There is something about All Souls’ Day, coupled with All Saints’ Day, that stirs something up within me. Last year, it was a post reflecting (albeit briefly) on the promise and hope of eternal life. Now a year later, in a very different place but among the same set of days I find myself reflecting once again on the importance of these days- not just these holy days but the days that we live out each day of our lives.
As I write this, I think back on the past few days; days of reflection, deep connection, and exploration. And in this moment, on this All Souls’ Day, two things strike me.
The first is contained in the last few days, which have been full of connection- of realizing the awesomeness of this life, no matter how unknown or unknowable it is at times, and having those in my life who are willing to help me and be with me in genuinely and sincerely recognizing that. Truly it is a blessing to have such people in my life, to have the ability to share, and to find where God is acting and speaking deep within me by journeying with them.
The reminders abound and blessings are aplenty. Today, as I wrapped up a long day in a long week leading up to the health fair I’ve been planning for this Sunday, a message came into my inbox. There at the end of a business e-mail lay a signal, one of those blessings & reminders:
“What a beautiful sky today. Hope you had a chance to see it.”
And then I paused.
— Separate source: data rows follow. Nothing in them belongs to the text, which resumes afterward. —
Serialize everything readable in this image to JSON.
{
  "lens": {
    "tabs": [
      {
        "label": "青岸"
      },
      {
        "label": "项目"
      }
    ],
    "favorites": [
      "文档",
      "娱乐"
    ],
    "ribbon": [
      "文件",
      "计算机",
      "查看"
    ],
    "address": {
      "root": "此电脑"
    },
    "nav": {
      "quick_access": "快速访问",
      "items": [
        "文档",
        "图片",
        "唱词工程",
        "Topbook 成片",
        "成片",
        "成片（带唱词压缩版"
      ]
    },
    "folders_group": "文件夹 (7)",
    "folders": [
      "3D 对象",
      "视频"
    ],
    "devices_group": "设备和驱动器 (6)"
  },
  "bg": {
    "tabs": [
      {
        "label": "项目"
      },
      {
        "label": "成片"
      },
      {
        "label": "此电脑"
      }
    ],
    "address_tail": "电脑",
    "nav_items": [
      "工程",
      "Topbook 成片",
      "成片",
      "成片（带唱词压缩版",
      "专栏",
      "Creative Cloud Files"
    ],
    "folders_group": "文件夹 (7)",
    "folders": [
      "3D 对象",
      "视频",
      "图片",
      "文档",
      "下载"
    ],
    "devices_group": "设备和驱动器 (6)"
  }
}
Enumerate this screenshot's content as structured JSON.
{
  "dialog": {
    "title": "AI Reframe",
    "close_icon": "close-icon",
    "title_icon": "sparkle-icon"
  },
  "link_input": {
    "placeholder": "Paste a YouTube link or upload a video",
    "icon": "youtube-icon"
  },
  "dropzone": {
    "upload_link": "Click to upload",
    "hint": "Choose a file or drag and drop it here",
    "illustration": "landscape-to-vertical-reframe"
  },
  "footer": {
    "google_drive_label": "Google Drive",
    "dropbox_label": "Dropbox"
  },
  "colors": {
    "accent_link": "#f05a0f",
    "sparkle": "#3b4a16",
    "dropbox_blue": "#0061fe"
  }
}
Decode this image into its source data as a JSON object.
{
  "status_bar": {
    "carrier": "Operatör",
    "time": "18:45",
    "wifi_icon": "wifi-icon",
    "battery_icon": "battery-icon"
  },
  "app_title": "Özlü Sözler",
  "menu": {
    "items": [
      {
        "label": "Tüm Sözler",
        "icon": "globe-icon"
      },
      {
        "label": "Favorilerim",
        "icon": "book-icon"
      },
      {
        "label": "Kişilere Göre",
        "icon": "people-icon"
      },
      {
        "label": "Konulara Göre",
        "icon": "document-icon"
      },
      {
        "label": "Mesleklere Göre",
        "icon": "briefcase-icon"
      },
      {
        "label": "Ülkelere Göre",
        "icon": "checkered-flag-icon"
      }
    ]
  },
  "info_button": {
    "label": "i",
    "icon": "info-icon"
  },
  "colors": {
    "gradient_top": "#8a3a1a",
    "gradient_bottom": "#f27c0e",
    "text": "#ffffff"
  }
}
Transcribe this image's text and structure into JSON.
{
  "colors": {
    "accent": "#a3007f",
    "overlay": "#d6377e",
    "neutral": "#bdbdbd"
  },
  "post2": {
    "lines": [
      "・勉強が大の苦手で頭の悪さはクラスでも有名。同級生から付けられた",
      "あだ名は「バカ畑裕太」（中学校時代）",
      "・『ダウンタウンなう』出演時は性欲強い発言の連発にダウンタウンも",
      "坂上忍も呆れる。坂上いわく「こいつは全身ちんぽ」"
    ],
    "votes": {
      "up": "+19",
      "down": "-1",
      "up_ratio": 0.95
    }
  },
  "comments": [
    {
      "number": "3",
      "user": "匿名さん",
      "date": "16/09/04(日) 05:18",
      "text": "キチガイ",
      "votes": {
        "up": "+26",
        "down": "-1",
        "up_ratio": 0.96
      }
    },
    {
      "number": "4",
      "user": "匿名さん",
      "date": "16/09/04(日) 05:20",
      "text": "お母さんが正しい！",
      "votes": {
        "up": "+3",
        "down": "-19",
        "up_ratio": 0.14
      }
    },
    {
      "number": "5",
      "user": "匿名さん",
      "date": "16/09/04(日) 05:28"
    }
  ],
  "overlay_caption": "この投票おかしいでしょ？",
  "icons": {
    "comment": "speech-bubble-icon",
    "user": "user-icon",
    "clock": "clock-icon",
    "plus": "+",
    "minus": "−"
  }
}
I looked out the front door of the community center toward the sky peeking through the iron work of the El and between the row houses across the street.
Had I seen it? No. I hadn’t had a chance.
Among the hustle and bustle of the day, I hadn’t seen the sky that was so beautiful; the sky that caught the eye enough to warrant a line, moved enough within someone to be put into words for me. It had been there the whole time, but somehow I had missed it. The chance for today was gone.
Not that I didn’t see the beauty around me- a coworker feeling appreciated by recognition of a haircut, a movement of the Spirit during the sign of Peace, homemade pie and homegrown appreciation, a volunteer coming into her own in a space she finds safety in, and conversation far beyond the boundaries of cordial office chatter. All of it was meaningful and beautiful.
Still, I wish I could have seen the beauty of that sky. The chance beauty found and shared by another. While I know it will be there tomorrow, somehow having missed it today is missing a connection. A connection with another soul, with the moment, with God.
That leads me to my second sentiment for this All Souls’ Day. It surfaced at Mass this morning. Reflecting on the readings for the day and the meaning behind this day of remembrance and, ultimately, celebration, Fr. Bruce honed in on a very certain point about this day and the end of this life: When all that is, will be God.
I sat with that phrase for a while, considering in all my humanity what it was meant to say to my soul. First, I faced the meaning in it, that at the end of this life as we draw close to God and enter into the Kingdom to come, all that we encounter in the joy and glory of that moment will be God. In that moment of being in a way we have never been before, all will be as it is and will be God. Such divinity and sanctity- to find at the end of known being, not simply the unknown, but the grace-filled, triumphant moment of being one with God- completely unknown yet known inexplicably in the depths of our soul.
That moment is one held in faith. Rested and grounded in the confidence of the promises of Christ. It is the result of a life well lived- a life that seeks unity. One that strives to discover and be present to all that is and, in the process, recognizes that all of this is and always will be God. It is in this that the soul rests.
Today, I find that that is what my soul can rest in and I pray that all those who have passed from this life are enjoying that- a place, a space, a being where all that is is God. That is serenity. It is what I seek in this life, and as I draw closer to God that sensation of nearing that being is but a foretaste of what is to come. It is the sensation of finding God in the moment; being united with others and through them God; uncovering beauty among the mundane- even if it only peeks through the iron grate of the El, the smallest window of a soul shared, or the call from another to take a chance to see it in what has been there all along.